Rage, Rage by David Miessler-Kubanek Rage, Rage is a game about the "last chance for hope in the face of futility and madness," and the game delivers by using a variety of fears, hopes, and madness-inspired mechanics to draw out high drama from the players. Reading through it, I was struck again and again by the elegance of the framing of the game, ideas that draw the reader more into the world of darkness and madness without precluding hope. I was particularly struck by the way that character generation develops a wealth of complex relationships around the table. By clearly tying the hopes and fears of my character to other characters, the game prompts me to think about my character sees others, and I can see great scenes coming out of the tensions that are established by the material. Yet, the way that the game actually works isn't quite clear to me. Each mechanic seems interesting and compelling, but after having read through the game a few times, I still don't understand how it actually works. It's as if there is a page missing that helps the players and GM understand how to move through the Chapters so that a coherent story comes together. In some ways, this reads more like a way of generating a story as a one-player game than it does as a multiplayer RPG. The example setups at the end help a lot, but it's not quite enough to make sense of how it plays. Overall, I think Rage, Rage has some great elements that could be easily expanded into a full-length game book.
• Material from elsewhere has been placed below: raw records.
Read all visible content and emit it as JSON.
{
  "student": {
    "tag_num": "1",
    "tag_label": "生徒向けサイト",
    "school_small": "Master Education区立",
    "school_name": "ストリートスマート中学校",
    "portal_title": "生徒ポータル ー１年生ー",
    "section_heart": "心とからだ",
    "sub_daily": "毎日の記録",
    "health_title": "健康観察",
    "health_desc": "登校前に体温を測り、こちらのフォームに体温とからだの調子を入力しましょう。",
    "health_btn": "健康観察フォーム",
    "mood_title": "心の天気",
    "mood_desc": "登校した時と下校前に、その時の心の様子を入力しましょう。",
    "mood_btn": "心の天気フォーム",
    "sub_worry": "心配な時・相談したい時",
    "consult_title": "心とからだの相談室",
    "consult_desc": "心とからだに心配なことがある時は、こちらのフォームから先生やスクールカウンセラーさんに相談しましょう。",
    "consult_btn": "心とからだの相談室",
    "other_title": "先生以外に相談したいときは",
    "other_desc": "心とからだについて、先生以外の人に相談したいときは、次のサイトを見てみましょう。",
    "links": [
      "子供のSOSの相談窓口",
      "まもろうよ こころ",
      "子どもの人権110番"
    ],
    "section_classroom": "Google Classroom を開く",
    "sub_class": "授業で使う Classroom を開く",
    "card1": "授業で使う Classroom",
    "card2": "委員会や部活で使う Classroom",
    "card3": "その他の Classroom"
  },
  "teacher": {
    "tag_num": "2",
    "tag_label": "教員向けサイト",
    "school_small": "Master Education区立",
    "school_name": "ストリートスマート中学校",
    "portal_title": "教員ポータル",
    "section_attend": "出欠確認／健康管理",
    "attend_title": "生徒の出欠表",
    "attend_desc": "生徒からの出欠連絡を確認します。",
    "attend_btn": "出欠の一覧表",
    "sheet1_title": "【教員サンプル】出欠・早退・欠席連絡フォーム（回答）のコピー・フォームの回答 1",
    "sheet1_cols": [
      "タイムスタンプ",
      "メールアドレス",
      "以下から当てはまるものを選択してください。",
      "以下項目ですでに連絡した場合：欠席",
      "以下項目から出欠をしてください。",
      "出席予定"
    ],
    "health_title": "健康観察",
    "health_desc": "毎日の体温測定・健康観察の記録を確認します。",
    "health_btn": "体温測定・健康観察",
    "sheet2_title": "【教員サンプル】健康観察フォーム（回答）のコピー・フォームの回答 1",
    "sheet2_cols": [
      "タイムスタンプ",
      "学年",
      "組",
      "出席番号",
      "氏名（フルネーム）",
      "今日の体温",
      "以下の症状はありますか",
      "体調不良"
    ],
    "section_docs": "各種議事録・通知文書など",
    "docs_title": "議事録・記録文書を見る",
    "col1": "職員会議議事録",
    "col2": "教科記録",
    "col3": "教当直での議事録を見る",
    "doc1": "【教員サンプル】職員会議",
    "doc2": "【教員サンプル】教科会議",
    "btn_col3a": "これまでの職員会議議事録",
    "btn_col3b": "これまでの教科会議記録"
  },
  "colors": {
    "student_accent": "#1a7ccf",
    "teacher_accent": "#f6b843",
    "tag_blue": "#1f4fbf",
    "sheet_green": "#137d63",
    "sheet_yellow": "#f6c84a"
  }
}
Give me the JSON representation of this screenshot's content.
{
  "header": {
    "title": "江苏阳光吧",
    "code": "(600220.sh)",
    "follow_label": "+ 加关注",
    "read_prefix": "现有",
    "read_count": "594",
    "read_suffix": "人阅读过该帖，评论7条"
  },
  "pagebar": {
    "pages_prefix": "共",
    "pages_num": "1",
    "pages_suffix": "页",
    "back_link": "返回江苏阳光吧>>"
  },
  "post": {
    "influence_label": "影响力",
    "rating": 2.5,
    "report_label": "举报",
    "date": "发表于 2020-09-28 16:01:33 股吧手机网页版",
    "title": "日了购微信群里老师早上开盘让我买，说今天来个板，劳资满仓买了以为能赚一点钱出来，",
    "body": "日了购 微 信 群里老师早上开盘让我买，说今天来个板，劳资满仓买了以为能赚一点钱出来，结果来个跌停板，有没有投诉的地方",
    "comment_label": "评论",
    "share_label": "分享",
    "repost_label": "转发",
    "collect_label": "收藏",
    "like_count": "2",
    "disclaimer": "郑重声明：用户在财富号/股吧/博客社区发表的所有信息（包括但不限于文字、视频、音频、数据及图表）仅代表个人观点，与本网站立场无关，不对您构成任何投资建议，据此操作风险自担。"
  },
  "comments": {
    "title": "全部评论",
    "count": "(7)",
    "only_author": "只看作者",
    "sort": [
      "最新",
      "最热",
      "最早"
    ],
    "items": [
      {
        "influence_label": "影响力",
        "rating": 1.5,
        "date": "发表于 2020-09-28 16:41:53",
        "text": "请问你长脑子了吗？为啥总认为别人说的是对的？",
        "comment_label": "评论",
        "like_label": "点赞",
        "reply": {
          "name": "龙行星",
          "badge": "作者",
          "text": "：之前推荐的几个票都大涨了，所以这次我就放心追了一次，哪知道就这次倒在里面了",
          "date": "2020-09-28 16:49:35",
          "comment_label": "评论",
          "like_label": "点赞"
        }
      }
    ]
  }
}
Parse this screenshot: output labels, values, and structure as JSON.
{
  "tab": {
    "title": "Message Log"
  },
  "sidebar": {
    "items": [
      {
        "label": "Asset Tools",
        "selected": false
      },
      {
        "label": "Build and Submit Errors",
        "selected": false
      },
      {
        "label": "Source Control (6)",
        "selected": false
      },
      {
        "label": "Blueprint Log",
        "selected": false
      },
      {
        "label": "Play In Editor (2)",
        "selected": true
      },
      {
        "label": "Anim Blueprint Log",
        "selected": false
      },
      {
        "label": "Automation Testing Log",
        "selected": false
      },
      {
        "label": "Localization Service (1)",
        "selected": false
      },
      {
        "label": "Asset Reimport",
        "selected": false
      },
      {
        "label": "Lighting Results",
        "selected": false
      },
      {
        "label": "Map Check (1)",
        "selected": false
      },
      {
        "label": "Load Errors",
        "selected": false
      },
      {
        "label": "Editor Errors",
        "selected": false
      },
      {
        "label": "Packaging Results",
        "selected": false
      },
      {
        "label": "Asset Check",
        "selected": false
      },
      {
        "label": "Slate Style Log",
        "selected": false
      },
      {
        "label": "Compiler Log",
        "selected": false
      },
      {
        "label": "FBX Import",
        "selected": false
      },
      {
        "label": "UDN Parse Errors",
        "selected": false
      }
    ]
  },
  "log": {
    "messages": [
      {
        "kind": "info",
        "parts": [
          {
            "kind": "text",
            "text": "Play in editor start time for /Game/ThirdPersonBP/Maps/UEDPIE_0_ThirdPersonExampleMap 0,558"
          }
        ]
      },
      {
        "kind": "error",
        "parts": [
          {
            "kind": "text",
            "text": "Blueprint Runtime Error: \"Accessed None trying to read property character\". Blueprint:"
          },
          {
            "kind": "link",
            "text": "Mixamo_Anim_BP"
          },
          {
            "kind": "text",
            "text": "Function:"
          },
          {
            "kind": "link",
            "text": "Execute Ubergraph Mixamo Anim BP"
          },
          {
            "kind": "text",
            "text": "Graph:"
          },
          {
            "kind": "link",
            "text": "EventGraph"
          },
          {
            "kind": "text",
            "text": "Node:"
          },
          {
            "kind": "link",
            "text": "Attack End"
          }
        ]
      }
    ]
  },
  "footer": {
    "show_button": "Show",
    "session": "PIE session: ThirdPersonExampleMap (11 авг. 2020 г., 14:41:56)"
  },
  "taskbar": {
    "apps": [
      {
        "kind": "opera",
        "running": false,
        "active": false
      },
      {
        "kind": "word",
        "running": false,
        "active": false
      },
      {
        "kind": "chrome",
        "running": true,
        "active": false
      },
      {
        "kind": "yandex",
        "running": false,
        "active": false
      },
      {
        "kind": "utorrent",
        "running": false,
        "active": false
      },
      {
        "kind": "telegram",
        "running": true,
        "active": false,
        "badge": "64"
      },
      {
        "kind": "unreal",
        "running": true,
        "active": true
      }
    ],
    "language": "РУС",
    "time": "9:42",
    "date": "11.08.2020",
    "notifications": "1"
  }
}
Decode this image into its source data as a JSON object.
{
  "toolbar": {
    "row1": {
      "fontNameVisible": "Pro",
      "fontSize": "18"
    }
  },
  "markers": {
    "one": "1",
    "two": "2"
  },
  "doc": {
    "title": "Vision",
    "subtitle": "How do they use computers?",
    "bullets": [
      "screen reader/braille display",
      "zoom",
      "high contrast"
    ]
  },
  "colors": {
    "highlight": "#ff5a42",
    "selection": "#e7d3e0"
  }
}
In fact, I think the game's greatest weakness at the moment is the low word count; there's lots here to build on for future incarnations of the game.